Choosing the right air heater for your van or RV is important. With an investment of well over $1000 you want to get it right and there are a few things you definitely need to consider. These include brand, heater size and installation considerations, like fuel source, heater location and whether to install it yourself or get it installed.
Choosing Heater Size
Having a heater that is too big is just as much of an issue as having one that is too small. With an oversized diesel heater you most likely will never turn it up high. It will spend most of its time on idle. This causes carbon build up and shortens service intervals. An undersized heater will struggle to keep you warm and will be operated on high most of the time. This is fine operationally, but it’s the most noisy setting.
At Dieselheat, our experience has shown that, generally speaking, a caravan that is less than 21 feet will be fine with a 2kW heater, and longer vans up to 24 feet are well served by a 2.2kW heater. For really big vans, 5th wheelers and buses, we suggest using the 4kW heater. Generally, flat floor campers, pop tops and anything with lots of canvas gets a 2.2kW because canvas loses heat more quickly.

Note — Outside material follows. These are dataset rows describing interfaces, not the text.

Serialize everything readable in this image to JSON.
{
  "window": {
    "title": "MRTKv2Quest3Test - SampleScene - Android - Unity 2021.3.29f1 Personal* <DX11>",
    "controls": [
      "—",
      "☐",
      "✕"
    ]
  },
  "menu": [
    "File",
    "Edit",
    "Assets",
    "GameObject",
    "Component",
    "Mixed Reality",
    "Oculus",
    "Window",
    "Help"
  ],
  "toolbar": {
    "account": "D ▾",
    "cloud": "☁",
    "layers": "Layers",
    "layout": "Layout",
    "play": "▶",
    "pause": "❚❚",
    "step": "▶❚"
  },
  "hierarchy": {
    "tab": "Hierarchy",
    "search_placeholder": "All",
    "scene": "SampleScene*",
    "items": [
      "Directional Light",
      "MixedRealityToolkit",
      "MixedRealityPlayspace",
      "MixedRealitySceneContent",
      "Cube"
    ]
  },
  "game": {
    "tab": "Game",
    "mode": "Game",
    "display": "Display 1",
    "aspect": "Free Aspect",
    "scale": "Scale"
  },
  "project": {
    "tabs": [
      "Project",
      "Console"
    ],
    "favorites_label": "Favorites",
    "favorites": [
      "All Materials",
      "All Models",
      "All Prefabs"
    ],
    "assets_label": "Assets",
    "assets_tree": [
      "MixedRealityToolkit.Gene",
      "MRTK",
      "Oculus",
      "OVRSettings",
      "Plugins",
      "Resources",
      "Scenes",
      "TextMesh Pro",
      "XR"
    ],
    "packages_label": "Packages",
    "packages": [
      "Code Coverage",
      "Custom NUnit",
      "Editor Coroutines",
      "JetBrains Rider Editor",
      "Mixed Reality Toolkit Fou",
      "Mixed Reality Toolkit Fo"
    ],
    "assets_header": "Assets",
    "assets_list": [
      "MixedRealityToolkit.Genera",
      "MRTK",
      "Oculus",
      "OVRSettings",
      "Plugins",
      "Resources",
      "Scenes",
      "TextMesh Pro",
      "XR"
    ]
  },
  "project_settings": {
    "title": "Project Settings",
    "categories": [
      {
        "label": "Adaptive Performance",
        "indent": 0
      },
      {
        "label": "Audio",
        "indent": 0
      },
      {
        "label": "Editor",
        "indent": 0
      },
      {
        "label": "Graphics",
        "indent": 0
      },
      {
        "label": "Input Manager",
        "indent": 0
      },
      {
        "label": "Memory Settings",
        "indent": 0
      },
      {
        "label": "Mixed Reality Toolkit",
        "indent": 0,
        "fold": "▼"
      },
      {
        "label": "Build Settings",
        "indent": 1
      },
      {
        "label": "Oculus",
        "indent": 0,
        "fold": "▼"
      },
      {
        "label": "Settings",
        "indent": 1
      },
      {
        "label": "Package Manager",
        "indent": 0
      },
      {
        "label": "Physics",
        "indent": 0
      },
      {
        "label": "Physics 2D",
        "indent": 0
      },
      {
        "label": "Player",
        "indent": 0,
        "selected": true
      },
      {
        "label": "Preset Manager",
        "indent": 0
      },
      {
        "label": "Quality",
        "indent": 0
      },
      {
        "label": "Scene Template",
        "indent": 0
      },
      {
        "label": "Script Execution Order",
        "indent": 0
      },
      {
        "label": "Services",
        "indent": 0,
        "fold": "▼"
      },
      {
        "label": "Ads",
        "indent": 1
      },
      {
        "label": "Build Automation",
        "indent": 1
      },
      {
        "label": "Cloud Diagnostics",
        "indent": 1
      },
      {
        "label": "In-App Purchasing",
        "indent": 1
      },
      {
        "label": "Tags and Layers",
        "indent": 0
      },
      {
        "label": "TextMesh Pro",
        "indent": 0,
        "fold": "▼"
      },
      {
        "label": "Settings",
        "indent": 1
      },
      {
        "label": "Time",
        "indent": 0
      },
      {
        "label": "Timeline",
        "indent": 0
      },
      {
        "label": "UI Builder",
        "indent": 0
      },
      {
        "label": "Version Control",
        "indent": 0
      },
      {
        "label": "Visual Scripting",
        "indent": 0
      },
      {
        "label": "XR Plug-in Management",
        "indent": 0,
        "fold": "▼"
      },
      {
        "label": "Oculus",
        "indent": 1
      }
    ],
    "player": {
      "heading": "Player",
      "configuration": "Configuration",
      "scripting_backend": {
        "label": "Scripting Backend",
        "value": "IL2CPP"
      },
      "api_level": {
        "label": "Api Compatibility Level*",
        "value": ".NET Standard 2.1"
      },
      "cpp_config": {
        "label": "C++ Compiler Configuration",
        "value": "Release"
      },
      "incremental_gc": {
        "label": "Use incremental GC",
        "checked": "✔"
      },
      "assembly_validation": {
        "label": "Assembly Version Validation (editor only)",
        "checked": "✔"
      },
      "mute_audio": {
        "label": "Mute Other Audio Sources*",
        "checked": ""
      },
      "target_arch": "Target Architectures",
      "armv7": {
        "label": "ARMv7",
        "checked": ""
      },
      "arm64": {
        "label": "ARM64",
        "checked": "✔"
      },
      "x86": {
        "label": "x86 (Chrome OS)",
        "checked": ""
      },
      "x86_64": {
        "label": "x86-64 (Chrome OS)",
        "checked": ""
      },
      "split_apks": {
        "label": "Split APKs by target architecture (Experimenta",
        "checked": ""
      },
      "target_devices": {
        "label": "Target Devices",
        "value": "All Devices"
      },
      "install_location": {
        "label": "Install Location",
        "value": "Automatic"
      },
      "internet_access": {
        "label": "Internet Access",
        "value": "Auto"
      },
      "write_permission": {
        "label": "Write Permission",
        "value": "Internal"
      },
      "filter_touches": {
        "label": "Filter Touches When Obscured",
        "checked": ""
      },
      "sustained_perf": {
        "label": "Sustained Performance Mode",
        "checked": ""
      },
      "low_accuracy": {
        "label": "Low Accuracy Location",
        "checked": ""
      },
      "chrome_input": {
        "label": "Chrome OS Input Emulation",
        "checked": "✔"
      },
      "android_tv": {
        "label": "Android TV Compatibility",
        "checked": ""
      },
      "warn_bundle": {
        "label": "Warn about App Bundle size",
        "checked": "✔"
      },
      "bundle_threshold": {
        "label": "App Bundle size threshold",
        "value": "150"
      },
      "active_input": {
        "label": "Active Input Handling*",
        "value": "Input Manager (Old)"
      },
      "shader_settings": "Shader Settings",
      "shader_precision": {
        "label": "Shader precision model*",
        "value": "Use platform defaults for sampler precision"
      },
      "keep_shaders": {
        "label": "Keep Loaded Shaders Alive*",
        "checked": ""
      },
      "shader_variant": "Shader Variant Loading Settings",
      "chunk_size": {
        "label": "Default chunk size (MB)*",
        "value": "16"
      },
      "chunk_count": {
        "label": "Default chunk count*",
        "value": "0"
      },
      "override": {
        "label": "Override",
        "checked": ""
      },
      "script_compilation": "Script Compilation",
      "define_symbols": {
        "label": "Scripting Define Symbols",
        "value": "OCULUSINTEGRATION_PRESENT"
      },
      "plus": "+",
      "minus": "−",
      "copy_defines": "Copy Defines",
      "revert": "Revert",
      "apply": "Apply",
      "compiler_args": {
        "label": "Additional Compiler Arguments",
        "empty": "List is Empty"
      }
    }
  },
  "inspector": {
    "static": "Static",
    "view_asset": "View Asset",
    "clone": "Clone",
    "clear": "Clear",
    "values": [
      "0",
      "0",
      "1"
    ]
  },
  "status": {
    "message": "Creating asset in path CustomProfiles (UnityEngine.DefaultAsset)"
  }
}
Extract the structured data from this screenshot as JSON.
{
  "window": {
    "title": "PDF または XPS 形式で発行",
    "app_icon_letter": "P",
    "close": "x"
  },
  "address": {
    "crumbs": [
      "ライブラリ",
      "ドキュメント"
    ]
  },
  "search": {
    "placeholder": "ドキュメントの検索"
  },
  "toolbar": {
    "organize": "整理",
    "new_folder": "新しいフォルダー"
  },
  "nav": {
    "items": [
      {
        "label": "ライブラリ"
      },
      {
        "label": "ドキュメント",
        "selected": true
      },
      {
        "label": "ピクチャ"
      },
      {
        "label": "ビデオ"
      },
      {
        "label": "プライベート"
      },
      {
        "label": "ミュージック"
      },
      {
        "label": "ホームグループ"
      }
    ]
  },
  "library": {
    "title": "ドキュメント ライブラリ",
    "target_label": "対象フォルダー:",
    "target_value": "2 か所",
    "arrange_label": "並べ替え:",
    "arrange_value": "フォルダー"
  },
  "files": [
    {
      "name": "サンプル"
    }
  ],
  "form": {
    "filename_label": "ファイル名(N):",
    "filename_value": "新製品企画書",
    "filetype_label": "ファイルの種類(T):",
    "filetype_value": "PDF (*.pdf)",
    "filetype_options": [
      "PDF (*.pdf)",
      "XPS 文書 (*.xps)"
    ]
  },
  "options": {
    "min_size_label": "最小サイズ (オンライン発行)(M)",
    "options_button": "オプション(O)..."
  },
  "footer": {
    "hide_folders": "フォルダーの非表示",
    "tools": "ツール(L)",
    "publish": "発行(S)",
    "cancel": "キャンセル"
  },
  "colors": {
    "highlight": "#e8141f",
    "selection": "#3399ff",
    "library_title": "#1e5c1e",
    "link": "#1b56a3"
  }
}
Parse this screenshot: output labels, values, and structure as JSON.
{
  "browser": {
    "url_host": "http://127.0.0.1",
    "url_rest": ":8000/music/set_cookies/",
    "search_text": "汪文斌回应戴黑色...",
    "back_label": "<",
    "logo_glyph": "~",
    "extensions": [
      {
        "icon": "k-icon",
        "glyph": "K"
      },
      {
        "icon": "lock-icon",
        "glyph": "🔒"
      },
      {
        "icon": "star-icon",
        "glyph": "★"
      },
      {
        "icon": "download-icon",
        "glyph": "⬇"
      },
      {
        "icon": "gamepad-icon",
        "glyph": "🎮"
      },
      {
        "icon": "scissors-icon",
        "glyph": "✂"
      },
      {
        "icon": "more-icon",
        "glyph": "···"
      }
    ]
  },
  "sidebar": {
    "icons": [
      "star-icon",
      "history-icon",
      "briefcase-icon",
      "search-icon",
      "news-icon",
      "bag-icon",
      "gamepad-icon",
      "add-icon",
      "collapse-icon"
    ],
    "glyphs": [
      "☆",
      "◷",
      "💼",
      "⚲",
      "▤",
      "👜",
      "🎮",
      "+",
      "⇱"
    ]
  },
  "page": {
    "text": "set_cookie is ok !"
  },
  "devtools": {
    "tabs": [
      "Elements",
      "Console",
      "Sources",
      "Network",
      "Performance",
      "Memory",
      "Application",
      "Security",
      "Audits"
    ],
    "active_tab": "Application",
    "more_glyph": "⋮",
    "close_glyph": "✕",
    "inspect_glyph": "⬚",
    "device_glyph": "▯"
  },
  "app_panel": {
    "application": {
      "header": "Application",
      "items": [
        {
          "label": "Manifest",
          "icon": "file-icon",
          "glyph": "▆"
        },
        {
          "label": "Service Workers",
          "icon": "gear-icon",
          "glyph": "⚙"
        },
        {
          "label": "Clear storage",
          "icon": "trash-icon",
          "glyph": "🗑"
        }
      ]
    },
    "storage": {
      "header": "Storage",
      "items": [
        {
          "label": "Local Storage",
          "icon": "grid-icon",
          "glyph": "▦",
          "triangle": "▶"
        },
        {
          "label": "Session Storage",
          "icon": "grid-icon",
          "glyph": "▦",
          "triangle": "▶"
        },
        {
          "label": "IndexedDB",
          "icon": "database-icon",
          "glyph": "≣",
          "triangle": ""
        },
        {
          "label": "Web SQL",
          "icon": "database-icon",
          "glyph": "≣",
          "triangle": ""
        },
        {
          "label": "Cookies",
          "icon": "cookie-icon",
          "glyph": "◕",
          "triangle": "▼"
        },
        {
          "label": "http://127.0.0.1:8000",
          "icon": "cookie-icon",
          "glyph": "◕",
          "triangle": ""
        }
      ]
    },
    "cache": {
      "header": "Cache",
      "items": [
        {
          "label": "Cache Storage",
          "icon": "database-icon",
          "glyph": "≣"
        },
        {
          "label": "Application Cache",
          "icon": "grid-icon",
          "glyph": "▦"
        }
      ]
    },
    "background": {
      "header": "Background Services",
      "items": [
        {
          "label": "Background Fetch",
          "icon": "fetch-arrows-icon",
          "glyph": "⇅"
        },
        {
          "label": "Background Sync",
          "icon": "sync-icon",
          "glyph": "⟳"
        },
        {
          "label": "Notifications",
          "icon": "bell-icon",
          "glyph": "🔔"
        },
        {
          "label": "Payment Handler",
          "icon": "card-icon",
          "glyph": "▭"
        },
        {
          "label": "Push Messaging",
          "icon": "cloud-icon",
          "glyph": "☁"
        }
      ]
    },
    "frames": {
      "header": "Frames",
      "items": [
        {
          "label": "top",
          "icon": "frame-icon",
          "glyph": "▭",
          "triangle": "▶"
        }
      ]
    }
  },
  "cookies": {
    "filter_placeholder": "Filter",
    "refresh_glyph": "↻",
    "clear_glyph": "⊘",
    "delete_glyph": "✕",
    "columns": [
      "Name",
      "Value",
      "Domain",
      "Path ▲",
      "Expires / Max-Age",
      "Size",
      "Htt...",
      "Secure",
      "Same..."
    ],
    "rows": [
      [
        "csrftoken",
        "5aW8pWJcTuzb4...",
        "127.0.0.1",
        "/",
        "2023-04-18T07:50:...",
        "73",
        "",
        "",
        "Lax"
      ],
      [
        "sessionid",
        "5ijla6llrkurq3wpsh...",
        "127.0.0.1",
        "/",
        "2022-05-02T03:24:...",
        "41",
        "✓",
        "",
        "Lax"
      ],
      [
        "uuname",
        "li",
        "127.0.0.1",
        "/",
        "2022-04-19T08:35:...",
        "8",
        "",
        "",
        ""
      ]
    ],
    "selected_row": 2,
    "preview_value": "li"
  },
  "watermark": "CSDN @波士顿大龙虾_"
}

In terms of space required for installation, a 2kW and 2.2kW heater are almost the same size and use 60mm ducting, whereas the 4kW heater is larger and uses 90mm ducting. Please see our selection of heaters for the exact size.
This is of course a guide. If you have an expanda or a pop top with lots of canvas you may need a bigger heater, as canvas loses heat easily. Environmental conditions may also have an impact on your final decision. Our sizing advice is based on the assumption that you are camping in and around typical Australian areas with temperatures mostly above freezing. If you will be spending extended periods in cold alpine areas or in desert winters where it can get well below zero, you may want to consider installing a larger heater.
There are basically three tiers in the diesel heater market. The top of the line brands are Eberspacher and Webasto. They are European-made and are the best quality available. A good analogy is to call them the ‘Mercedes Benz’ of heater. We sell the new super quiet Eberspacher D2L with complete, ready to install kit or the older but well tried and proven Eberspacher D2 which is slightly cheaper.
In the middle tier, are our Chinese-made Belief air heaters. These heaters are some of the best heaters made in China. They are a quality product and backed by our two year warranty. We have sold thousands of these heaters for over six years with only a few needing servicing or replacing in that time. Complete installation kits for these heaters are around $700 less than a European equivalent.
The bottom level is composed of heaters from brandless factories in China. These factories sell heaters directly online with no service, parts or backup. Their heaters are generally made of inferior parts and are generally unreliable. Additionally, they are often marketed falsely above their specifications; for example, some 5kW heaters are listed as 8kW. We do not sell these heaters due to reliability problems. Read more about these cheap heaters and why you should avoid them here.
For camper trailers and caravans that don’t have a diesel fuel source, you will need an ancillary tank. Our tank options include wafer tanks, which can either fit behind your gas bottles on a bracket or on a front box, or the easy fit tank, which is designed to go in front or tunnel boots and is easily disconnected and taken out for filling. We also have other tank options, including 10L and 20L jerry cans. Check the fuel tanks on our website for the full range. The choice of fuel tank can be very specific, depending on your layout and available space.
For diesel fuelled motorhomes and buses it is ideal is to take fuel out of the main tank. On Fiats and big buses, accessing the top of the fuel tank is quite easy as they have a removable cover. Other motor home brands often don’t have removable fuel tank covers, so accessing the top of the tank is more difficult. In these cases the only way to install a fuel straw may be to have a mechanic lower the tank out and install the fuel pickup. We do not recommend tapping into existing vehicle fuel lines. Modern vehicles often have pressurised fuel lines that won’t work with the heater. Cutting into them may void your warranty or pose a safety risk.
Generally speaking, the heater needs to be installed under a bed or in a cupboard where it is out of the way, but has a clear space underneath it (no water tanks, chassis rails etc.) as the mounting plate will need to extend through the floor. Heaters don’t need return air ducting, so space on the inlet side is not as important as the outlet side, where you will need to install at least a bit of ducting. If the heater is in a storage area, we suggest using a heater cover to protect it from damage.
Another thing to consider when installing is the need to have the outlet in a place where it can blow hot air down the length of the interior. This is to minimise ducting and increase heater efficiency. We always suggest putting the controller where you can reach it from your bed, so you can turn the heater on in the morning when it’s cold. The fuel pump should be installed away from the bed under the kitchen or bathroom to minimise noise. Our kits include a fuel pump silent mount kit, but the pump, located under the chassis, can still make a slight clicking sound during operation. All of our heaters ship with a comprehensive set of installation instructions that include advice on all important considerations. If you need additional help, just get in touch. We are always happy to help.
Further Reading: Diesel Heater Installation Instructions